> _What the exercise asks_:
Going through the entries below, count each line containing the word "readers". Report the number only.

___ Information supplied

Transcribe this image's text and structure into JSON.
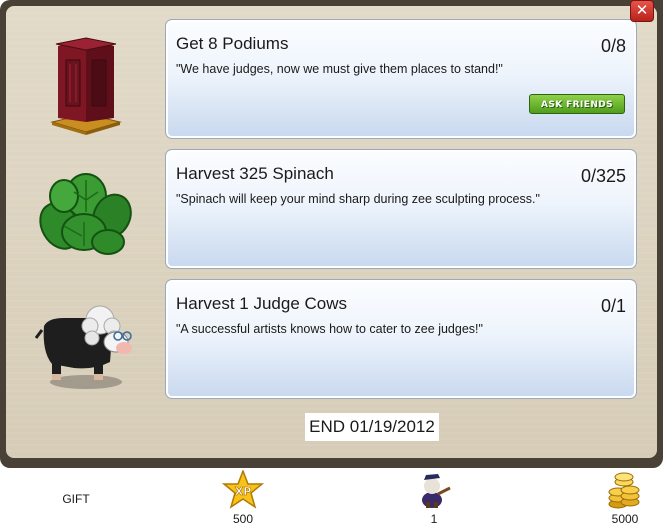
{
  "dialog": {
    "close_label": "✕",
    "end_date": "END 01/19/2012"
  },
  "tasks": [
    {
      "title": "Get 8 Podiums",
      "quote": "\"We have judges, now we must give them places to stand!\"",
      "progress": "0/8",
      "action_label": "ASK FRIENDS",
      "icon": "podium-icon"
    },
    {
      "title": "Harvest 325 Spinach",
      "quote": "\"Spinach will keep your mind sharp during zee sculpting process.\"",
      "progress": "0/325",
      "icon": "spinach-icon"
    },
    {
      "title": "Harvest 1 Judge Cows",
      "quote": "\"A successful artists knows how to cater to zee judges!\"",
      "progress": "0/1",
      "icon": "judge-cow-icon"
    }
  ],
  "rewards": {
    "gift_label": "GIFT",
    "xp_badge": "XP",
    "xp_value": "500",
    "item_value": "1",
    "coins_value": "5000"
  },
  "colors": {
    "frame": "#4a4136",
    "panel": "#dcd3c0",
    "task_border": "#9aa9bd",
    "ask_button": "#5aa824",
    "close_button": "#d23a31"
  }
}
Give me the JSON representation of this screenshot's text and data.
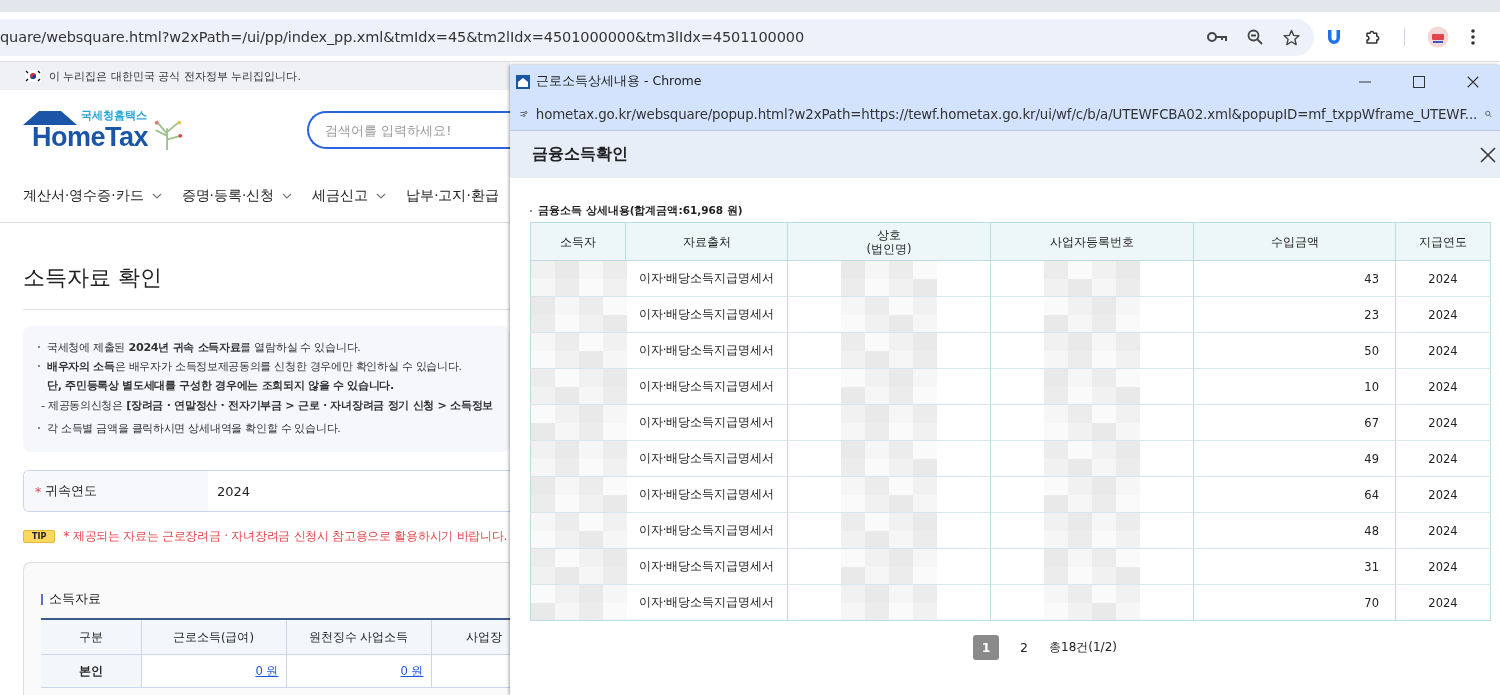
{
  "browser": {
    "url": "quare/websquare.html?w2xPath=/ui/pp/index_pp.xml&tmIdx=45&tm2lIdx=4501000000&tm3lIdx=4501100000"
  },
  "gov_banner": "이 누리집은 대한민국 공식 전자정부 누리집입니다.",
  "logo": {
    "subtitle": "국세청홈택스",
    "name": "HomeTax"
  },
  "search": {
    "placeholder": "검색어를 입력하세요!"
  },
  "nav": [
    {
      "label": "계산서·영수증·카드",
      "dropdown": true
    },
    {
      "label": "증명·등록·신청",
      "dropdown": true
    },
    {
      "label": "세금신고",
      "dropdown": true
    },
    {
      "label": "납부·고지·환급",
      "dropdown": false
    }
  ],
  "page_title": "소득자료 확인",
  "notices": [
    {
      "kind": "bullet",
      "text": "국세청에 제출된 **2024년 귀속 소득자료**를 열람하실 수 있습니다."
    },
    {
      "kind": "bullet",
      "text": "**배우자의 소득**은 배우자가 소득정보제공동의를 신청한 경우에만 확인하실 수 있습니다."
    },
    {
      "kind": "strong",
      "text": "단, 주민등록상 별도세대를 구성한 경우에는 조회되지 않을 수 있습니다."
    },
    {
      "kind": "sub",
      "text": "- 제공동의신청은 **[장려금 · 연말정산 · 전자기부금 > 근로 · 자녀장려금 정기 신청 > 소득정보**"
    },
    {
      "kind": "bullet",
      "text": "각 소득별 금액을 클릭하시면 상세내역을 확인할 수 있습니다."
    }
  ],
  "year_field": {
    "required_mark": "*",
    "label": "귀속연도",
    "value": "2024"
  },
  "tip": {
    "badge": "TIP",
    "text": "* 제공되는 자료는 근로장려금 · 자녀장려금 신청시 참고용으로 활용하시기 바랍니다."
  },
  "income_section": {
    "title": "소득자료",
    "columns": [
      "구분",
      "근로소득(급여)",
      "원천징수 사업소득",
      "사업장"
    ],
    "rows": [
      {
        "cells": [
          "본인",
          "0 원",
          "0 원"
        ]
      }
    ]
  },
  "popup": {
    "window_title": "근로소득상세내용 - Chrome",
    "url": "hometax.go.kr/websquare/popup.html?w2xPath=https://tewf.hometax.go.kr/ui/wf/c/b/a/UTEWFCBA02.xml&popupID=mf_txppWframe_UTEWF...",
    "dialog_title": "금융소득확인",
    "summary": "금융소득 상세내용(합계금액:61,968 원)",
    "columns": [
      "소득자",
      "자료출처",
      "상호\n(법인명)",
      "사업자등록번호",
      "수입금액",
      "지급연도"
    ],
    "rows": [
      {
        "source": "이자·배당소득지급명세서",
        "amount": "43",
        "year": "2024",
        "redacted": true
      },
      {
        "source": "이자·배당소득지급명세서",
        "amount": "23",
        "year": "2024",
        "redacted": true
      },
      {
        "source": "이자·배당소득지급명세서",
        "amount": "50",
        "year": "2024",
        "redacted": true
      },
      {
        "source": "이자·배당소득지급명세서",
        "amount": "10",
        "year": "2024",
        "redacted": true
      },
      {
        "source": "이자·배당소득지급명세서",
        "amount": "67",
        "year": "2024",
        "redacted": true
      },
      {
        "source": "이자·배당소득지급명세서",
        "amount": "49",
        "year": "2024",
        "redacted": true
      },
      {
        "source": "이자·배당소득지급명세서",
        "amount": "64",
        "year": "2024",
        "redacted": true
      },
      {
        "source": "이자·배당소득지급명세서",
        "amount": "48",
        "year": "2024",
        "redacted": true
      },
      {
        "source": "이자·배당소득지급명세서",
        "amount": "31",
        "year": "2024",
        "redacted": true
      },
      {
        "source": "이자·배당소득지급명세서",
        "amount": "70",
        "year": "2024",
        "redacted": true
      }
    ],
    "pagination": {
      "pages": [
        {
          "label": "1",
          "selected": true
        },
        {
          "label": "2",
          "selected": false
        }
      ],
      "total": "총18건(1/2)"
    }
  }
}
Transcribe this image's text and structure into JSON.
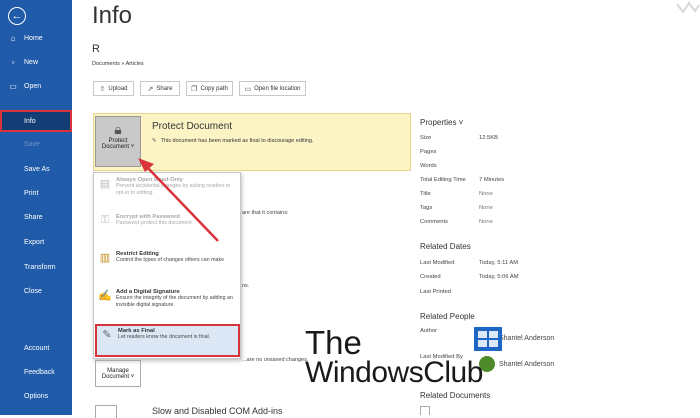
{
  "sidebar": {
    "back_icon": "arrow-left-circle-icon",
    "items": [
      {
        "label": "Home",
        "icon": "home-icon",
        "glyph": "⌂"
      },
      {
        "label": "New",
        "icon": "new-document-icon",
        "glyph": "▫"
      },
      {
        "label": "Open",
        "icon": "open-folder-icon",
        "glyph": "▭"
      },
      {
        "label": "Info",
        "active": true
      },
      {
        "label": "Save",
        "disabled": true
      },
      {
        "label": "Save As"
      },
      {
        "label": "Print"
      },
      {
        "label": "Share"
      },
      {
        "label": "Export"
      },
      {
        "label": "Transform"
      },
      {
        "label": "Close"
      },
      {
        "label": "Account"
      },
      {
        "label": "Feedback"
      },
      {
        "label": "Options"
      }
    ]
  },
  "page": {
    "title": "Info",
    "doc_name": "R",
    "breadcrumb": "Documents » Articles"
  },
  "toolbar": {
    "upload": "Upload",
    "share": "Share",
    "copy_path": "Copy path",
    "open_location": "Open file location"
  },
  "protect": {
    "button_line1": "Protect",
    "button_line2": "Document ˅",
    "title": "Protect Document",
    "description": "This document has been marked as final to discourage editing."
  },
  "protect_menu": [
    {
      "title": "Always Open Read-Only",
      "desc": "Prevent accidental changes by asking readers to opt-in to editing.",
      "disabled": true,
      "icon": "document-lock-icon"
    },
    {
      "title": "Encrypt with Password",
      "desc": "Password-protect this document",
      "disabled": true,
      "icon": "key-lock-icon"
    },
    {
      "title": "Restrict Editing",
      "desc": "Control the types of changes others can make",
      "disabled": false,
      "icon": "restrict-editing-icon"
    },
    {
      "title": "Add a Digital Signature",
      "desc": "Ensure the integrity of the document by adding an invisible digital signature",
      "disabled": false,
      "icon": "signature-icon"
    },
    {
      "title": "Mark as Final",
      "desc": "Let readers know the document is final.",
      "disabled": false,
      "icon": "mark-final-icon",
      "selected": true
    }
  ],
  "behind_text": {
    "inspect": "are that it contains:",
    "ns": "ns.",
    "changes": "...are no unsaved changes."
  },
  "manage": {
    "line1": "Manage",
    "line2": "Document ˅"
  },
  "slow_addins": "Slow and Disabled COM Add-ins",
  "properties": {
    "header": "Properties ˅",
    "rows": [
      {
        "key": "Size",
        "value": "12.5KB"
      },
      {
        "key": "Pages",
        "value": ""
      },
      {
        "key": "Words",
        "value": ""
      },
      {
        "key": "Total Editing Time",
        "value": "7 Minutes"
      },
      {
        "key": "Title",
        "value": "None"
      },
      {
        "key": "Tags",
        "value": "None"
      },
      {
        "key": "Comments",
        "value": "None"
      }
    ]
  },
  "related_dates": {
    "header": "Related Dates",
    "rows": [
      {
        "key": "Last Modified",
        "value": "Today, 5:11 AM"
      },
      {
        "key": "Created",
        "value": "Today, 5:06 AM"
      },
      {
        "key": "Last Printed",
        "value": ""
      }
    ]
  },
  "related_people": {
    "header": "Related People",
    "author_label": "Author",
    "author_name": "Shantel Anderson",
    "modified_label": "Last Modified By",
    "modified_name": "Shantel Anderson"
  },
  "related_documents": {
    "header": "Related Documents"
  },
  "watermark": {
    "line1": "The",
    "line2": "WindowsClub"
  },
  "colors": {
    "sidebar": "#1f5ba8",
    "highlight_red": "#d9343c",
    "protect_bg": "#fdf4c6"
  }
}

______

> _Exercise response_:
2